The emails at the center of the controversy were sent while Johnson was president of the National Conference of Black Mayors in 2013, when an internal audit discovered the organization lost its 501(c)(3) tax status and was in "significant debt," according to the petition filed Wednesday in Sacramento County Superior Court.
When Johnson's election and actions as president came into question, he and the organization hired the Ballard Spahr law firm for legal representation, according to court documents. A Georgia court later ruled his actions were proper and his role as president was valid.
During that time, however, Johnson sent hundreds of emails to the law firm, which his attorneys argue is privileged information.
Then, on June 12, the Sacramento Bee and the Sacramento News & Review filed a public records act request with the city, seeking all emails sent from Johnson's emails accounts as well as financial records regarding his time with the National Conference of Black Mayors.

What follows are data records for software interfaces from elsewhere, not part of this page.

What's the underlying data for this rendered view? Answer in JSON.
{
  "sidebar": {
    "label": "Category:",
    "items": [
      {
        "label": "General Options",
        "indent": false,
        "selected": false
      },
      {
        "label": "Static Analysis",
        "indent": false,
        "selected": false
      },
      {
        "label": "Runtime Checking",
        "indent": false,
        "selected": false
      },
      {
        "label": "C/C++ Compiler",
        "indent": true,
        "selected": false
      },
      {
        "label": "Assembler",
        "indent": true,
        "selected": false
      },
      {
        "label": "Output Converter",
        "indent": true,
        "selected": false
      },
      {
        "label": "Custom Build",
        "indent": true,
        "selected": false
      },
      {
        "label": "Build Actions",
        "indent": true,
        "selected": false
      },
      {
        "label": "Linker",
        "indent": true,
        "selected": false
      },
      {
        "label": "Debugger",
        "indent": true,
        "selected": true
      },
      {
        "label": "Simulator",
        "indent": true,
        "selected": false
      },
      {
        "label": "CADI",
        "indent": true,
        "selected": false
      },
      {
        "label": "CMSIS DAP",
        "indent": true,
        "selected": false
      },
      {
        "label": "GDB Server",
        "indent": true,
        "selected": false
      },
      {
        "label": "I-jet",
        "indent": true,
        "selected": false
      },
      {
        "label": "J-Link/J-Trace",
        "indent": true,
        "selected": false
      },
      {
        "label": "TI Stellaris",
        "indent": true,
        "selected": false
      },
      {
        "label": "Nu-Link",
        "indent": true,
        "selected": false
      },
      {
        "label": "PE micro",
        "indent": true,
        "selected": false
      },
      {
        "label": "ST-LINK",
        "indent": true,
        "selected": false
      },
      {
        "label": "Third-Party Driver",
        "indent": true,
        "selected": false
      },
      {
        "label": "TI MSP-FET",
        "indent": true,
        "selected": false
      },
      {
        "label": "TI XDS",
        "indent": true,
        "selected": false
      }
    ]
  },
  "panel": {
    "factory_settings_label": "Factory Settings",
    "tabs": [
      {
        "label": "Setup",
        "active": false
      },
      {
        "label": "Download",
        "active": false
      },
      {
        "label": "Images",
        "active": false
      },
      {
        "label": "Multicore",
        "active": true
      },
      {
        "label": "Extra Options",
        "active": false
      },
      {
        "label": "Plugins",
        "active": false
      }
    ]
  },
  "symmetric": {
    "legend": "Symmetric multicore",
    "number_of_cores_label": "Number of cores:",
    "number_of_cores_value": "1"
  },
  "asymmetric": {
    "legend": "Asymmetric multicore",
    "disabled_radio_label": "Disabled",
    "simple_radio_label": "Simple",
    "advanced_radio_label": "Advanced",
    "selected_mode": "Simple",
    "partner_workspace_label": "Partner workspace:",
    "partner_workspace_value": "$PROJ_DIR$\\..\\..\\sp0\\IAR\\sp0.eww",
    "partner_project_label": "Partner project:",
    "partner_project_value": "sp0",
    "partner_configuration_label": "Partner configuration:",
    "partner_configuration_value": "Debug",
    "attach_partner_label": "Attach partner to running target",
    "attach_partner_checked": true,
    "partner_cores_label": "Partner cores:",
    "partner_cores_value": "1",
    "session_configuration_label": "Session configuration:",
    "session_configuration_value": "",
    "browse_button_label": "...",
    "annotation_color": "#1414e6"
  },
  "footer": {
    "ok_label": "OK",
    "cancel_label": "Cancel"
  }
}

Johnson's attorney responded by saying his emails are protected by attorney-client and work product privileges. He has since filed a petition to stop their release.
"All of the parties who filed this writ, including Mayor Kevin Johnson, are committed to transparency and disclosure of all appropriate public records. They are equally committed to the bedrock principle of attorney-client privilege, which is recognized in the public records request statute," said attorney Peter Haviland, who represents Johnson and the organization.
City Atty. James Sanchez appeared in court Thursday. He said a judge asked the city and the other parties involved to review the emails in question and try to work out an agreement in the next two weeks.
Sanchez said his office is developing a log of about 102 emails in question.
His office plans to lay out the documents for the involved parties who then must decide whether they will accept the email log or ask a judge to help them sort it, he said.
Sanchez said, at the time, he reviewed the public records act request and had agreed to release the emails on July 6.
"This wasn't an unusual situation," Sanchez said. "From our standpoint, it's typically the way we handle our public records act requests."
According to Johnson's petition, the Sacramento Bee has conceded, agreeing to exclude the privileged emails.
But the Sacramento News & Review, his attorneys said, have not withdrawn their request.
The Sacramento News & Review, an alternative newspaper published and owned by Chico Community Publishing Inc., is seeking full transparency, co-editor Nick Miller said.
He said the bigger issue was that Johnson was conducting public business on a private email server like Gmail and “is refusing to turn over those emails.” He added Johnson’s actions violate the
"He basically has a Hillary Clinton problem," Miller said. "This is not how we do business at City Hall."
Former Secretary of State Hillary Rodham Clinton is also under scrutiny for using her personal email server to conduct State Department business, including emails related to the 2012 attack on a U.S. diplomatic compound in Benghazi, Libya. A batch of emails released by the State Department this week detailed scheduling matters and exchanges between Clinton and her staff.